Zz.

Uhmmm … Are you serious or just trolling? Obviously it matters that you recover the old theory in the limit where the old theory is known to be applicable or if you do so in the opposite limit.

We are not. We are only talking about the limit of one of the theories. In the classical limit you do recover the very same things as the classical theory. That SR is applicable to a larger set of situations is not the issue here.

This is just wrong. As already illustrated in the actual Insight. You can start from different assumptions, but in the end what it boils down to is to make identifications of what concepts in a theory that correspond to the concepts of the previous. A theory is not its underlying assumptions – which can never be tested, it is its predictions.

I am sorry but you are not making any sense here. The point is that the "old" theory typically has made a large number of verified predictions that are well studied enough that we know how experiments behave in a certain range – at least to within experimental uncertainty. Under the same type of conditions, the "new" theory must therefore reproduce exactly the same results up to corrections that are smaller than the experimental uncertainty. This is what it means having the "old" theory as a limiting behaviour. It has absolutely nothing to do with what "basic assumptions" have been made, just about predictions.

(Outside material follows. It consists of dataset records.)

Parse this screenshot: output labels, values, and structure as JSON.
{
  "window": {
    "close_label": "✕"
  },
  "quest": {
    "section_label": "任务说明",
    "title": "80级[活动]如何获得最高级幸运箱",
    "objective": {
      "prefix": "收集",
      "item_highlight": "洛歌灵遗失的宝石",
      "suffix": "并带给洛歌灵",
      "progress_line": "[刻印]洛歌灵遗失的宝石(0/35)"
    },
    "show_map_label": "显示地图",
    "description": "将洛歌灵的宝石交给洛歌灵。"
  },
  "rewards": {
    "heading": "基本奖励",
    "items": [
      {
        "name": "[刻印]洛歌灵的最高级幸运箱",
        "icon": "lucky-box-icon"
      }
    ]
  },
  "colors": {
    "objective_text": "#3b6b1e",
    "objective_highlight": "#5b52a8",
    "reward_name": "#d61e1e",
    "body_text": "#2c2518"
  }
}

Well, that's where we don't agree. I guess we are going nowhere here. anyway, thanks for the chat. I will think about the insights you all gave. see ya.